Before you finish, make sure each line of the records has been retyped exactly.

Material for this exercise below:

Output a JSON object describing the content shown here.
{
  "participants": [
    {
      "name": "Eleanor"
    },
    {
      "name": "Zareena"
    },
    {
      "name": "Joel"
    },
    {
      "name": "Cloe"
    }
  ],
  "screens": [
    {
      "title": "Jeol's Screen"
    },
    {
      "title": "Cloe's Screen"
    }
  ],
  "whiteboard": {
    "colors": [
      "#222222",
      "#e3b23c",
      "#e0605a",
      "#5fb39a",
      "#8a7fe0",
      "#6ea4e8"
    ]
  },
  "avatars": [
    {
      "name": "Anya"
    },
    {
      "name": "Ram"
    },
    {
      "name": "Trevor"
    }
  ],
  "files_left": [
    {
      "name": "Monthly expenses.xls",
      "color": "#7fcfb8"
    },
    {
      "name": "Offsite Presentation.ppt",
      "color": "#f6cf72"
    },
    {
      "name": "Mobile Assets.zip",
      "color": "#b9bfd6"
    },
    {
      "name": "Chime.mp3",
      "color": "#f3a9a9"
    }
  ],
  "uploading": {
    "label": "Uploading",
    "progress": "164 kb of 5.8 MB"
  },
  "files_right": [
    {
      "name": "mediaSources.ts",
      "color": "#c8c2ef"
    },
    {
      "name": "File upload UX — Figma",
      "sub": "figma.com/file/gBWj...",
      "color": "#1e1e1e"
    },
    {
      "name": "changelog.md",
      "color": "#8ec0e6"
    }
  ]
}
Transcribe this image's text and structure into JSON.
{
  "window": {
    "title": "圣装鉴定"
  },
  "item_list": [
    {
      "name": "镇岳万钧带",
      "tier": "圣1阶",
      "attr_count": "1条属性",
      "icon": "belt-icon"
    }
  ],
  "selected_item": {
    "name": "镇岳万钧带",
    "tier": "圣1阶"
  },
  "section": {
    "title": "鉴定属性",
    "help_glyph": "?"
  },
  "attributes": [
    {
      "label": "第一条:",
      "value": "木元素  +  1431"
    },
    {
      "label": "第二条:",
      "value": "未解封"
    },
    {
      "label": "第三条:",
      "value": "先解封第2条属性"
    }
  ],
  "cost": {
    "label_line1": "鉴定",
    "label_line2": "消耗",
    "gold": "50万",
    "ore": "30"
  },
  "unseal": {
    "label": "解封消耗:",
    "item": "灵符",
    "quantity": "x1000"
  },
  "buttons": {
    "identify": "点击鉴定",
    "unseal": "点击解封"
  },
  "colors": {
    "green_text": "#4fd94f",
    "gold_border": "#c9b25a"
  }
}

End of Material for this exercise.

• _Finished exercise_
Output a JSON object describing the content shown here.
{
  "participants": [
    {
      "name": "Eleanor"
    },
    {
      "name": "Zareena"
    },
    {
      "name": "Joel"
    },
    {
      "name": "Cloe"
    }
  ],
  "screens": [
    {
      "title": "Jeol's Screen"
    },
    {
      "title": "Cloe's Screen"
    }
  ],
  "whiteboard": {
    "colors": [
      "#222222",
      "#e3b23c",
      "#e0605a",
      "#5fb39a",
      "#8a7fe0",
      "#6ea4e8"
    ]
  },
  "avatars": [
    {
      "name": "Anya"
    },
    {
      "name": "Ram"
    },
    {
      "name": "Trevor"
    }
  ],
  "files_left": [
    {
      "name": "Monthly expenses.xls",
      "color": "#7fcfb8"
    },
    {
      "name": "Offsite Presentation.ppt",
      "color": "#f6cf72"
    },
    {
      "name": "Mobile Assets.zip",
      "color": "#b9bfd6"
    },
    {
      "name": "Chime.mp3",
      "color": "#f3a9a9"
    }
  ],
  "uploading": {
    "label": "Uploading",
    "progress": "164 kb of 5.8 MB"
  },
  "files_right": [
    {
      "name": "mediaSources.ts",
      "color": "#c8c2ef"
    },
    {
      "name": "File upload UX — Figma",
      "sub": "figma.com/file/gBWj...",
      "color": "#1e1e1e"
    },
    {
      "name": "changelog.md",
      "color": "#8ec0e6"
    }
  ]
}
Transcribe this image's text and structure into JSON.
{
  "window": {
    "title": "圣装鉴定"
  },
  "item_list": [
    {
      "name": "镇岳万钧带",
      "tier": "圣1阶",
      "attr_count": "1条属性",
      "icon": "belt-icon"
    }
  ],
  "selected_item": {
    "name": "镇岳万钧带",
    "tier": "圣1阶"
  },
  "section": {
    "title": "鉴定属性",
    "help_glyph": "?"
  },
  "attributes": [
    {
      "label": "第一条:",
      "value": "木元素  +  1431"
    },
    {
      "label": "第二条:",
      "value": "未解封"
    },
    {
      "label": "第三条:",
      "value": "先解封第2条属性"
    }
  ],
  "cost": {
    "label_line1": "鉴定",
    "label_line2": "消耗",
    "gold": "50万",
    "ore": "30"
  },
  "unseal": {
    "label": "解封消耗:",
    "item": "灵符",
    "quantity": "x1000"
  },
  "buttons": {
    "identify": "点击鉴定",
    "unseal": "点击解封"
  },
  "colors": {
    "green_text": "#4fd94f",
    "gold_border": "#c9b25a"
  }
}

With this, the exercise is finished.